Given the rampant media partisanship since the election, one would think that Mueller’s appointment would lend credibility to the hunt for violations of law by candidate, now President Trump and his minions.

But I have known Mueller during key moments of his career as a federal prosecutor.  My experience has taught me to approach whatever he does in the Trump investigation with a requisite degree of skepticism or, at the very least, extreme caution.

Especially the Friar Tomas de Torquemada part.

Further down in the essay Mr Silverglate points out to us that Federal laws are so loose and so plenteous that just about anyone can be found to have violated one or another of them.

My impression, after reading the item, is that Mr Mueller will come up with someone to indict, no matter how long it takes to do it.  It may have nothing to do with the allegations of the Trump Campaign colluding with the Russians, but it will be something.

My question is, will there be any examination of the other side to see if they colluded with the Russians?

How silly of me.

My supplemental question is the one asked by former Labor Secretary Raymond J Donovan:  "Which office do I go to to get my reputation back?"

I would like to see Attorney General Jeff Sessions answer that question by publicly acknowledging the innocence of those who are smeared by the accusations of wrong-doing and are found to not be guilty of the crime or crimes of which they were accused, by indictment, innuendo or leak.

ADDED THOUGHT:  When Public Radio is turning against you it should be a sign that you are losing the PR Battle.

Hat tip to the InstaPundit.

Regards  —  Cliff

The President at Work


For John, BLUFPresident Trump, perhaps with 2020 in mind, is trying to fulfill his campaign promises.  Nothing to see here; just move along.




Here is the sub-headline:

From Iran to Obamacare to DACA, the president is acting on what Republicans have long promised, in a way that rightly devolves power to the legislative branch.

From Reason Magazine and Mr Matt Welch, 18 October 2017.

What we are seeing down in DC is that President Trump is moving to implement policies that reflect the issues he ran on, and which Congressional Republicans claimed were their issues.  However, those Republicans in Congress can't seem to act.  Then the President throws the issue into Congress' lap.  Now Republicans and Democrats have to act, sometimes with a deadline.  An example is the DACA Policy of the last Administration.  President Trump said fix it or I will end it in six months.  Another is the unconstitutional payments to insurance companies under the PP&ACA.
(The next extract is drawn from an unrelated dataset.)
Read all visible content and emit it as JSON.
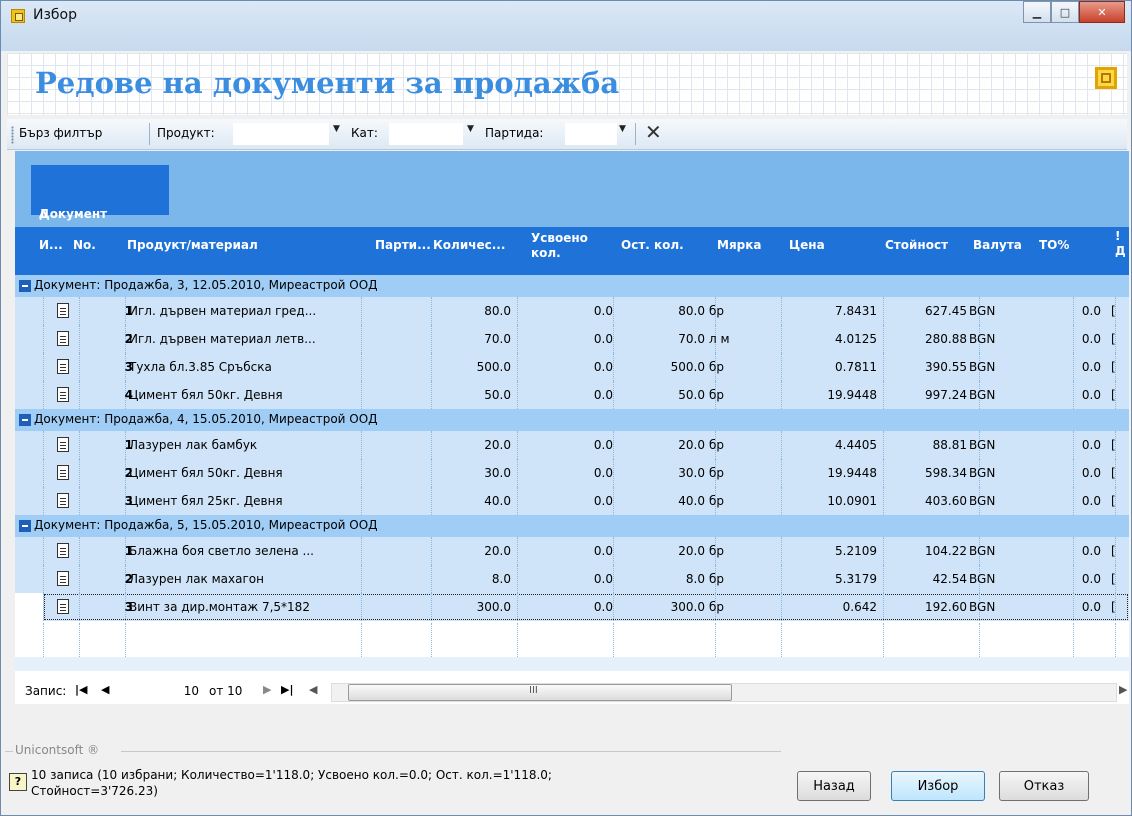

Good job Mr President.  Fulfilling campaign promises AND prodding Congress to do its job.

Hat tip to the InstaPundit.

Regards  —  Cliff